Although I can't be certain how much of this is similar to Mutant Year Zero, one component that Miasma Chronicles places a stronger emphasis on compared to its contemporaries is the exaggerated power of a critical hit. All tactical games incorporate critical hit percentages into the math in some fashion, of course, but the sheer number of abilities, weapons, and powers that affect critical hit chance and damage is substantial. Not only do these hits deal out much more damage, of course, but they can also allow you to earn one additional action, which can be useful for movement, healing, or potentially landing another critical hit. This leads to some dynamic combat where a few critical hits landed can dramatically turn the tide in your favor, and inevitably means you might be tempted to save-and-reload to have a few critical hits land your way.
Unfortunately, Miasma Chronicles' narrative components are where the game struggles the most. The premise is actually interesting at its outset, set in a dystopian world where remnants of society play subservient to god-like overlords known as The First Family. Elvis and Diggs have been trying to find their long-lost mother past a wall of Miasma, a sort of savage semi-conscious nanotech goo that coats vast swaths of the wasteland. The game's first act is solid, too, with a small conflict between humans and mutating frogs escalating into a worldwide trek to take on The First Family. But when the actual wheels of the plot begin to turn, it end ups riddled with on-the-nose cliches and undercooked twists.
Characters and the writing around them don't fair much better. Elvis' reaction to the world around him is not very believable and often becomes aggravating, Jade is super secretive even though her identity is obvious, and Diggs leans hard into a certain type of coded stereotype of a Black character that I could easily understand if some found him outright offensive.
Other components surrounding the excellent tactical combat also fall flat. There aren't too many sidequests overall, but they usually simply amount to "fight some more enemies and return to me". Since Miasma Chronicles' combat stylings are strong, this isn't too bad since it works as simply another excuse to fight more enemies in a different setting. Everything about the quests themselves though, like the writing and NPCs behind them, are easily forgettable.
While the game plays pretty well on PC using a mouse/keyboard setup, even several weeks after launch I still ran into numerous annoying glitches, such as enemies getting stuck in walls, a fallen comrade reviving and acting in a sort of permanent zombie state, and actions not performing in the way they should (a couple of times Diggs tackled an enemy by running away from them and hitting a spot in mid-air). There are also some interface inconveniences that could be shaped up, such as making it more clear which character you have selected. I hope that these sorts of ticky-tack issues are ironed out with time, but for now, it's best to expect some wonkiness here and there.
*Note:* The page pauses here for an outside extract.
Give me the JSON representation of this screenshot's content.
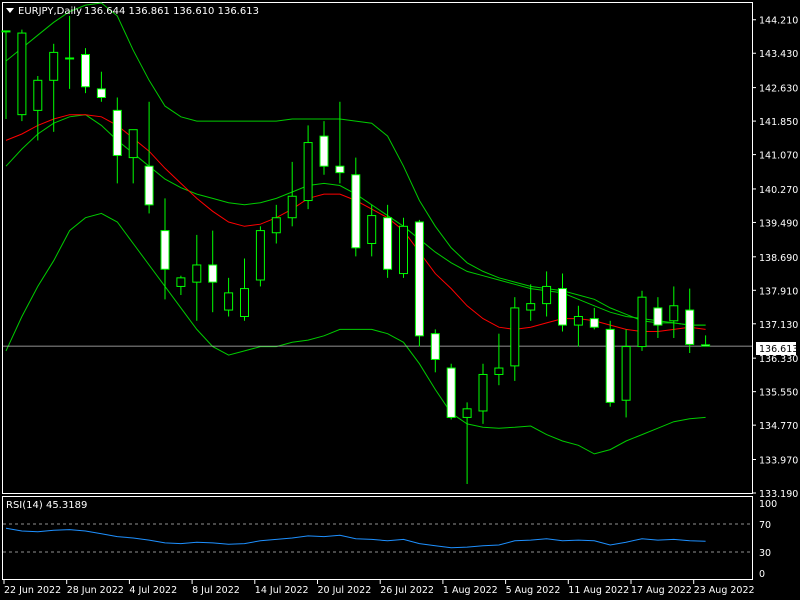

Miasma Chronicles is a demanding but well-balanced tactical RPG that should scratch the itch of XCOM fans or anyone seeking a modest challenge. It's disappointing that the narrative elements don't hold up on their end, because they easily detract from an otherwise satisfying game.